Tranq is the name of this drug and it is a combination of fentanyl and the animal sedative Xylazine. One of the horrible effects of this combined drug is a flesh-eating abscess. Across the country and into Mexico, the DEA has continued the losing battle to keep these combinations of drugs, along with fentanyl itself, from finding its way into the hands of pushers and users.

More and more, though, they are seeing fentanyl being turned into illegal pills like oxycodone. Scott Oulton is the DEA’s Office of Forensic Sciences deputy assistant administrator and says, “Over 99% of what we see are fake. They contain fentanyl.” He claims that 800 grams of the drug could easily be turned into 400,000 to 500,000 fake and potentially deadly pills.


The University of Houston team is very excited with the fentanyl vaccine breakthrough results they have seen in their lab rats and look forward to starting the human trials, where they believe they will see the same positive results.

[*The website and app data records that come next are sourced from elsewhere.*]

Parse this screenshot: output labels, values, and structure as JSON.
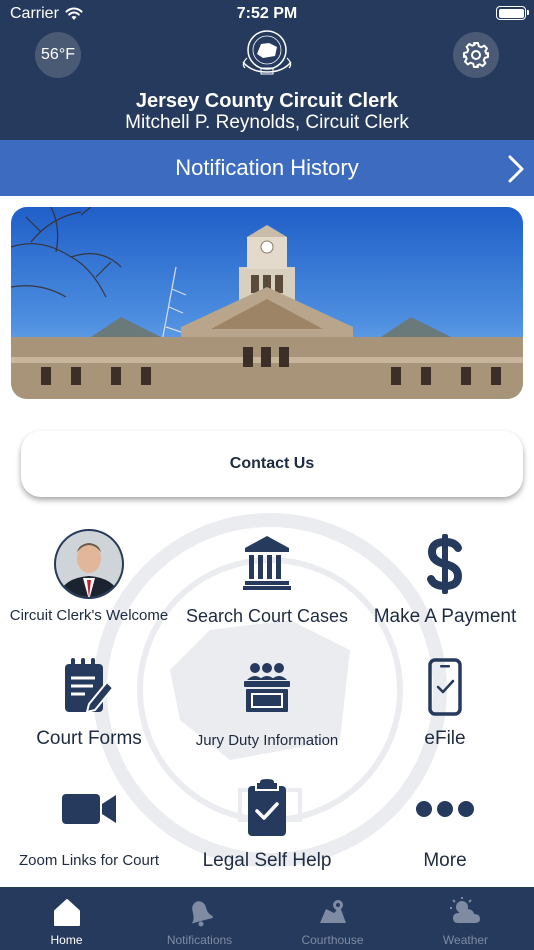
{
  "status_bar": {
    "carrier": "Carrier",
    "time": "7:52 PM"
  },
  "header": {
    "temperature": "56°F",
    "title": "Jersey County Circuit Clerk",
    "subtitle": "Mitchell P. Reynolds, Circuit Clerk"
  },
  "notification_bar": {
    "label": "Notification History"
  },
  "contact": {
    "label": "Contact Us"
  },
  "grid": [
    {
      "label": "Circuit Clerk's Welcome",
      "icon": "clerk-avatar"
    },
    {
      "label": "Search Court Cases",
      "icon": "courthouse-icon"
    },
    {
      "label": "Make A Payment",
      "icon": "dollar-icon"
    },
    {
      "label": "Court Forms",
      "icon": "forms-icon"
    },
    {
      "label": "Jury Duty Information",
      "icon": "jury-box-icon"
    },
    {
      "label": "eFile",
      "icon": "phone-check-icon"
    },
    {
      "label": "Zoom Links for Court",
      "icon": "video-camera-icon"
    },
    {
      "label": "Legal Self Help",
      "icon": "clipboard-check-icon"
    },
    {
      "label": "More",
      "icon": "more-dots-icon"
    }
  ],
  "tabs": [
    {
      "label": "Home",
      "icon": "home-icon",
      "active": true
    },
    {
      "label": "Notifications",
      "icon": "bell-icon",
      "active": false
    },
    {
      "label": "Courthouse",
      "icon": "map-icon",
      "active": false
    },
    {
      "label": "Weather",
      "icon": "weather-icon",
      "active": false
    }
  ],
  "colors": {
    "header_bg": "#253a5c",
    "notification_bar_bg": "#3c6bbf",
    "icon_color": "#253a5c",
    "tab_active": "#ffffff",
    "tab_inactive": "#7f8ba3"
  }
}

Their immediate plan is to begin manufacturing a clinical-grade fentanyl vaccine in the next few months so they can actually start testing in humans.

“We are very excited to be moving forward in manufacturing the vaccine,” Haile said. “And once we get the clinical-grade material, the next step is to do toxicology testing for the FDA.” The researchers also wanted to point out that the vaccine, as tested, “did not cause any adverse side effects” to any of the rats involved in the vaccine studies.

Clinical trials would begin after the fentanyl vaccine FDA approval, with the ultimate hope that after approval and trials, they can start selling the vaccine within a three-to-four-year timeframe.

“I would call it hope,” Haile said. “And you know, ‘game changer’ as well, primarily because the medications that we use presently aren’t addressing the opioid epidemic. In fact, the opioid epidemic is getting worse. And so we need a different treatment strategy.”